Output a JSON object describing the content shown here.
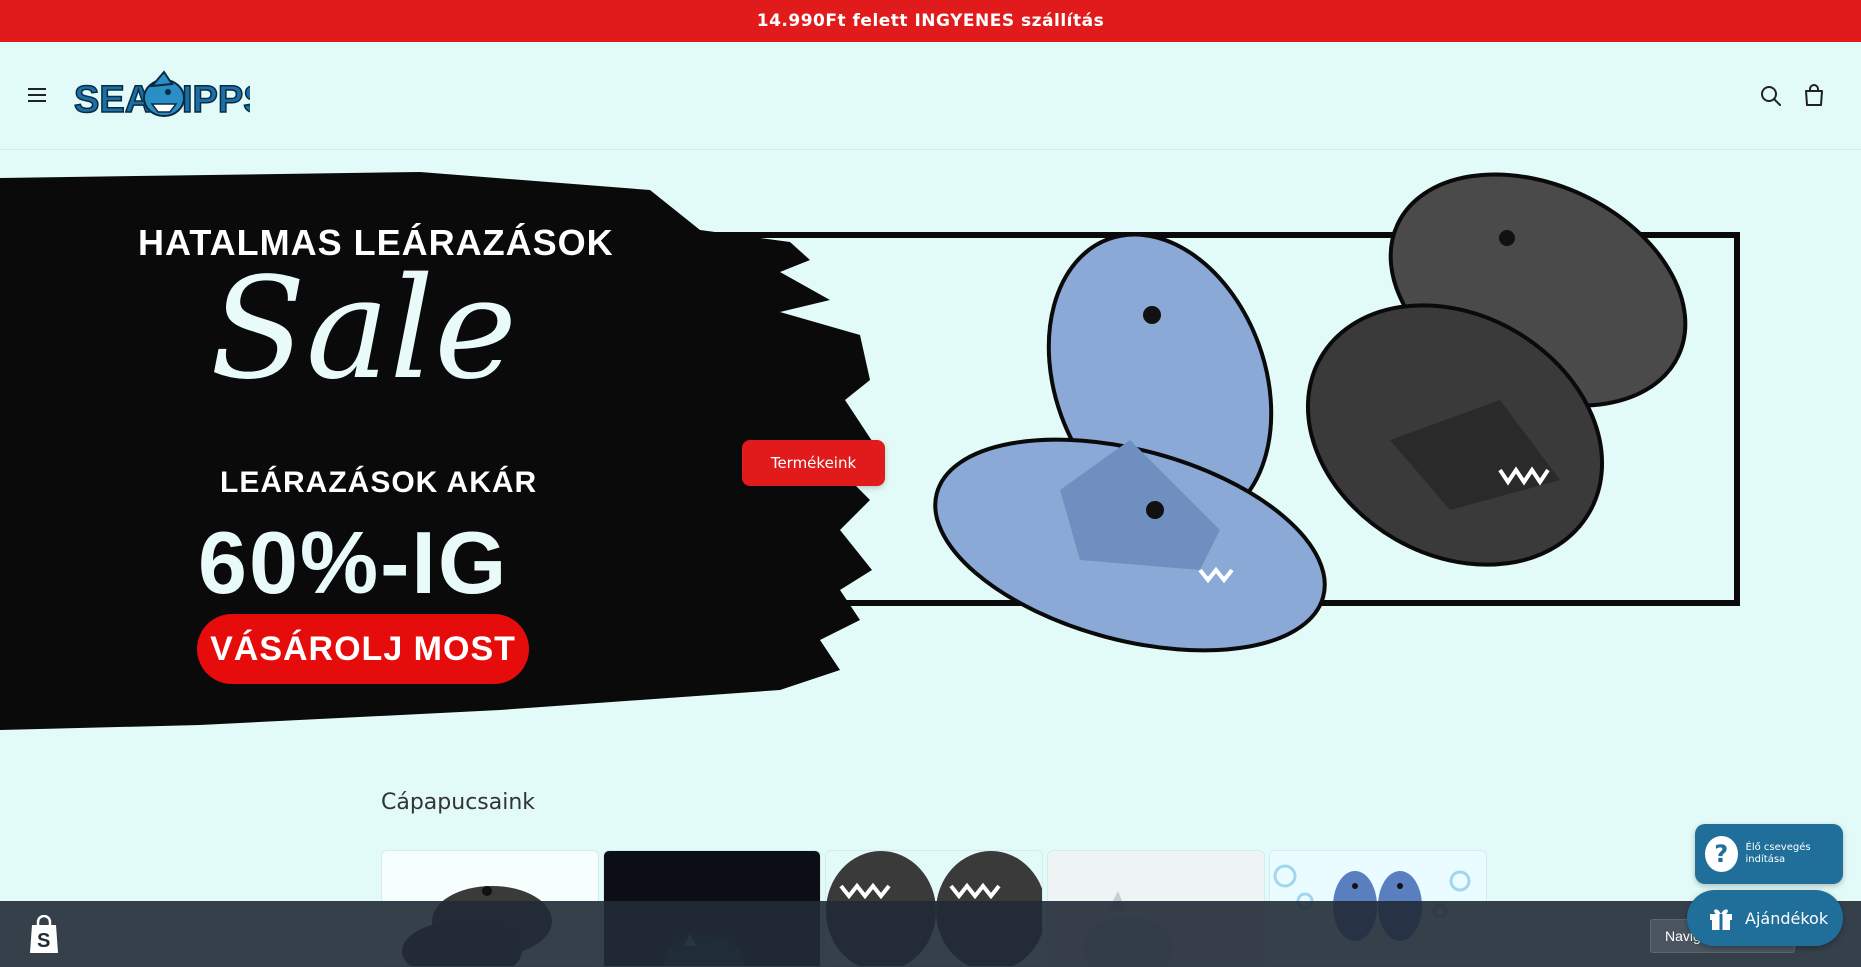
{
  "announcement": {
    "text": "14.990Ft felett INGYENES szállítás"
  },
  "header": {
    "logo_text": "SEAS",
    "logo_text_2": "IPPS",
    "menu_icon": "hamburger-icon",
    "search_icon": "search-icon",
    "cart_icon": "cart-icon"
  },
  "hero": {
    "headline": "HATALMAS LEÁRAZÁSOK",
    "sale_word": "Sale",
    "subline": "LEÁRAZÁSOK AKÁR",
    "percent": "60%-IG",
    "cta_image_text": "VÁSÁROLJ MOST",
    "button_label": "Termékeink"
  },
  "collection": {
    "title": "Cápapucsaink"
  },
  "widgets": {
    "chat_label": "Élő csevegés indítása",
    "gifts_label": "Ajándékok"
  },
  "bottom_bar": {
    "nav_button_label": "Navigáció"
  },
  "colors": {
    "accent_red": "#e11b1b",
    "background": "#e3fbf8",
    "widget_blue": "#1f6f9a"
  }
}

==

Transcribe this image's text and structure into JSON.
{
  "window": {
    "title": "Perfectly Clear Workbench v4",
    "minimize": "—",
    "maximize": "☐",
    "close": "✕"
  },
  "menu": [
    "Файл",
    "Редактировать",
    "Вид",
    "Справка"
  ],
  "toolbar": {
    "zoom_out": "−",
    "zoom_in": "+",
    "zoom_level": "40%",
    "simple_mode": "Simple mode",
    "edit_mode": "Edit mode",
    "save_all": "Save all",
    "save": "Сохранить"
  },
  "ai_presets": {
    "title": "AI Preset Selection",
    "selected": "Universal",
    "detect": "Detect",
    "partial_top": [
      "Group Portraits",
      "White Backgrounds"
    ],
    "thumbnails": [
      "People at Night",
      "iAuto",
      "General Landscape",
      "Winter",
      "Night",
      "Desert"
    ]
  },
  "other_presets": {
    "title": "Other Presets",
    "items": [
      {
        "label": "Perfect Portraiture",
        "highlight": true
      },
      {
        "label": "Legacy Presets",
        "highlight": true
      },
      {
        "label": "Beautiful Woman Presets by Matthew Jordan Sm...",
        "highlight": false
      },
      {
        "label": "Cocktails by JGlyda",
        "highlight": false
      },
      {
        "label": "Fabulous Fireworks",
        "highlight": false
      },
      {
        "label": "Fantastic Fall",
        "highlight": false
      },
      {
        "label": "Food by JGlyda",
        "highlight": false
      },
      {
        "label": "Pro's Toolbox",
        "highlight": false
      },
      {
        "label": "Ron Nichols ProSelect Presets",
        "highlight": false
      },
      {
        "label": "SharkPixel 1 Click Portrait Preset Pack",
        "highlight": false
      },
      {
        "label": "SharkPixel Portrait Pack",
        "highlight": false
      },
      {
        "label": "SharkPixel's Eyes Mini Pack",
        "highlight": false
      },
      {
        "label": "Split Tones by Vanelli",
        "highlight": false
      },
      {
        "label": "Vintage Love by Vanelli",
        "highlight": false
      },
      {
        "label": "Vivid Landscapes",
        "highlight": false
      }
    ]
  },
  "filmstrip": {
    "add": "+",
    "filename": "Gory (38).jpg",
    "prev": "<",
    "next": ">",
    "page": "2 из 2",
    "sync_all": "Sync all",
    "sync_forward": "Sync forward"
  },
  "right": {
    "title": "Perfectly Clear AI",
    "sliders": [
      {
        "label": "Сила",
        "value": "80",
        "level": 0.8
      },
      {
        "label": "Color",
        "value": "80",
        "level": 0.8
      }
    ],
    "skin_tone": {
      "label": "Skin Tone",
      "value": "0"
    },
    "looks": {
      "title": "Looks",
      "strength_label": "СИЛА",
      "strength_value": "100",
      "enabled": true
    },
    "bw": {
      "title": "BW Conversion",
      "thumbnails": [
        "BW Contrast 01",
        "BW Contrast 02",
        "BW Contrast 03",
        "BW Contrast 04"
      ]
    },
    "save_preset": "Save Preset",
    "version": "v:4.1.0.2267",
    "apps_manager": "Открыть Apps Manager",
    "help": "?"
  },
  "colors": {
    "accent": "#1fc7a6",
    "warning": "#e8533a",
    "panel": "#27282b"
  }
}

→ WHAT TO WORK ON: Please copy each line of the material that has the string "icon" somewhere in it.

→ TASK RESPONSE:
    "menu_icon": "hamburger-icon",
    "search_icon": "search-icon",
    "cart_icon": "cart-icon"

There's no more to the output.